***** EXCERPTED RECORDS

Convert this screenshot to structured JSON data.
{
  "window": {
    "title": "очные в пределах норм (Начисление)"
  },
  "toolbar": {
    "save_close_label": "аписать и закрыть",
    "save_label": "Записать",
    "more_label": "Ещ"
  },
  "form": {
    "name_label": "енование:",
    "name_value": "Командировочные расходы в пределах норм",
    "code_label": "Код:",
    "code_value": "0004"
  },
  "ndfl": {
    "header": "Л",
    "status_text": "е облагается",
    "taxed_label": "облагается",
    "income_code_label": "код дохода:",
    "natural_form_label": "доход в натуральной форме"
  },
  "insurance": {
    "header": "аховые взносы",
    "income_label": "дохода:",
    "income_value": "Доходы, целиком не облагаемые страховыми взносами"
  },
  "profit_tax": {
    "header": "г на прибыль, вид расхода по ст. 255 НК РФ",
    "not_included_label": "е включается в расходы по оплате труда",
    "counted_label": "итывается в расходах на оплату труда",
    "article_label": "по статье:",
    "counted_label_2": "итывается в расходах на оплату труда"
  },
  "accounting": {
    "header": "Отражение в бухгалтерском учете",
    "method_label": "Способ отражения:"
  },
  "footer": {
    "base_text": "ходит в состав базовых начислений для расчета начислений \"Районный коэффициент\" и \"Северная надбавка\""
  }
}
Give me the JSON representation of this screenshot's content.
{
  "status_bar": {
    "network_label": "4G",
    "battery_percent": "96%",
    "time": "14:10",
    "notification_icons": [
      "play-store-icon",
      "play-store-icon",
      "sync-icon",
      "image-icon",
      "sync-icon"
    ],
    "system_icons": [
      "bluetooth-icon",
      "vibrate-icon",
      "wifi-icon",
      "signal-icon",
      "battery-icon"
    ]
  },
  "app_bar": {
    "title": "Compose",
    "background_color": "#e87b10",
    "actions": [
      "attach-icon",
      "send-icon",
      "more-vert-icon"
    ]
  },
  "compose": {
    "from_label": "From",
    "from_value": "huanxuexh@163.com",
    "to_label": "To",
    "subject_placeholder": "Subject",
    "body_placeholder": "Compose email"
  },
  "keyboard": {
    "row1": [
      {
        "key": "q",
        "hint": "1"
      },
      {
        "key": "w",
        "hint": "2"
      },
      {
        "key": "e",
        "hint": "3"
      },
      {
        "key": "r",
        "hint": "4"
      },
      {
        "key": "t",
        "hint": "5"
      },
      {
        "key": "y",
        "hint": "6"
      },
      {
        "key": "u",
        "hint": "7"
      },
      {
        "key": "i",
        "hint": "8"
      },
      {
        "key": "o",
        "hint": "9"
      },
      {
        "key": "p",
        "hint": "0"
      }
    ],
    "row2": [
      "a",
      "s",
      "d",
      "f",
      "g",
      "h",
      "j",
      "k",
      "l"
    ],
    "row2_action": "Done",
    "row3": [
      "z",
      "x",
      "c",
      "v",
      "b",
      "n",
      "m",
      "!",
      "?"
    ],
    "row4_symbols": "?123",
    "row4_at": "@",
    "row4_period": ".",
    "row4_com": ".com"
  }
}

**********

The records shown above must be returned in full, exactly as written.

▸ SOLUTION TO THE EXERCISE
Convert this screenshot to structured JSON data.
{
  "window": {
    "title": "очные в пределах норм (Начисление)"
  },
  "toolbar": {
    "save_close_label": "аписать и закрыть",
    "save_label": "Записать",
    "more_label": "Ещ"
  },
  "form": {
    "name_label": "енование:",
    "name_value": "Командировочные расходы в пределах норм",
    "code_label": "Код:",
    "code_value": "0004"
  },
  "ndfl": {
    "header": "Л",
    "status_text": "е облагается",
    "taxed_label": "облагается",
    "income_code_label": "код дохода:",
    "natural_form_label": "доход в натуральной форме"
  },
  "insurance": {
    "header": "аховые взносы",
    "income_label": "дохода:",
    "income_value": "Доходы, целиком не облагаемые страховыми взносами"
  },
  "profit_tax": {
    "header": "г на прибыль, вид расхода по ст. 255 НК РФ",
    "not_included_label": "е включается в расходы по оплате труда",
    "counted_label": "итывается в расходах на оплату труда",
    "article_label": "по статье:",
    "counted_label_2": "итывается в расходах на оплату труда"
  },
  "accounting": {
    "header": "Отражение в бухгалтерском учете",
    "method_label": "Способ отражения:"
  },
  "footer": {
    "base_text": "ходит в состав базовых начислений для расчета начислений \"Районный коэффициент\" и \"Северная надбавка\""
  }
}
Give me the JSON representation of this screenshot's content.
{
  "status_bar": {
    "network_label": "4G",
    "battery_percent": "96%",
    "time": "14:10",
    "notification_icons": [
      "play-store-icon",
      "play-store-icon",
      "sync-icon",
      "image-icon",
      "sync-icon"
    ],
    "system_icons": [
      "bluetooth-icon",
      "vibrate-icon",
      "wifi-icon",
      "signal-icon",
      "battery-icon"
    ]
  },
  "app_bar": {
    "title": "Compose",
    "background_color": "#e87b10",
    "actions": [
      "attach-icon",
      "send-icon",
      "more-vert-icon"
    ]
  },
  "compose": {
    "from_label": "From",
    "from_value": "huanxuexh@163.com",
    "to_label": "To",
    "subject_placeholder": "Subject",
    "body_placeholder": "Compose email"
  },
  "keyboard": {
    "row1": [
      {
        "key": "q",
        "hint": "1"
      },
      {
        "key": "w",
        "hint": "2"
      },
      {
        "key": "e",
        "hint": "3"
      },
      {
        "key": "r",
        "hint": "4"
      },
      {
        "key": "t",
        "hint": "5"
      },
      {
        "key": "y",
        "hint": "6"
      },
      {
        "key": "u",
        "hint": "7"
      },
      {
        "key": "i",
        "hint": "8"
      },
      {
        "key": "o",
        "hint": "9"
      },
      {
        "key": "p",
        "hint": "0"
      }
    ],
    "row2": [
      "a",
      "s",
      "d",
      "f",
      "g",
      "h",
      "j",
      "k",
      "l"
    ],
    "row2_action": "Done",
    "row3": [
      "z",
      "x",
      "c",
      "v",
      "b",
      "n",
      "m",
      "!",
      "?"
    ],
    "row4_symbols": "?123",
    "row4_at": "@",
    "row4_period": ".",
    "row4_com": ".com"
  }
}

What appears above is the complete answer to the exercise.